### PROBLEM DETAILS
Count the lines in the entries below that mention the string "icon", then write that number by itself.

+ + +

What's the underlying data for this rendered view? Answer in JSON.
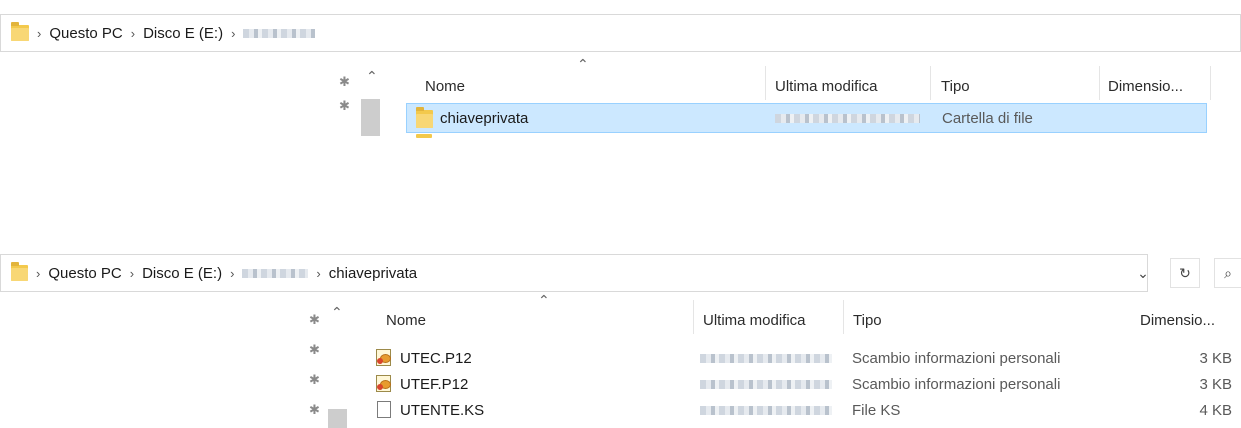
{
  "top": {
    "breadcrumb": {
      "pc": "Questo PC",
      "disk": "Disco E (E:)"
    },
    "columns": {
      "name": "Nome",
      "modified": "Ultima modifica",
      "type": "Tipo",
      "size": "Dimensio..."
    },
    "rows": [
      {
        "name": "chiaveprivata",
        "type": "Cartella di file",
        "icon": "folder-icon"
      }
    ]
  },
  "bottom": {
    "breadcrumb": {
      "pc": "Questo PC",
      "disk": "Disco E (E:)",
      "folder": "chiaveprivata"
    },
    "columns": {
      "name": "Nome",
      "modified": "Ultima modifica",
      "type": "Tipo",
      "size": "Dimensio..."
    },
    "rows": [
      {
        "name": "UTEC.P12",
        "type": "Scambio informazioni personali",
        "size": "3 KB",
        "icon": "certificate-icon"
      },
      {
        "name": "UTEF.P12",
        "type": "Scambio informazioni personali",
        "size": "3 KB",
        "icon": "certificate-icon"
      },
      {
        "name": "UTENTE.KS",
        "type": "File KS",
        "size": "4 KB",
        "icon": "file-icon"
      }
    ],
    "controls": {
      "dropdown": "⌄",
      "refresh": "↻",
      "search": "⌕"
    }
  }
}
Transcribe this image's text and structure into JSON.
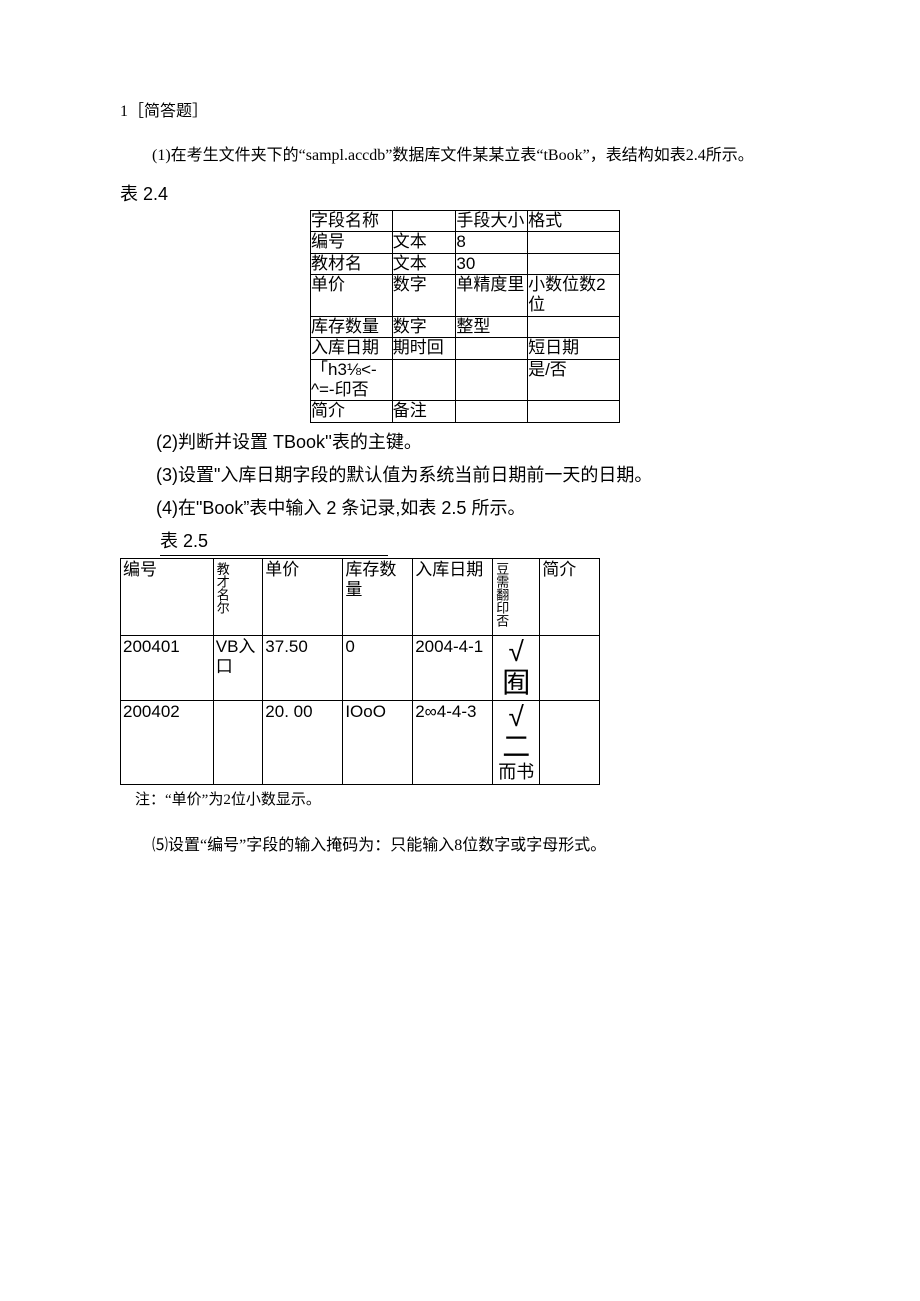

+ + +

### COMPLETED TASK
4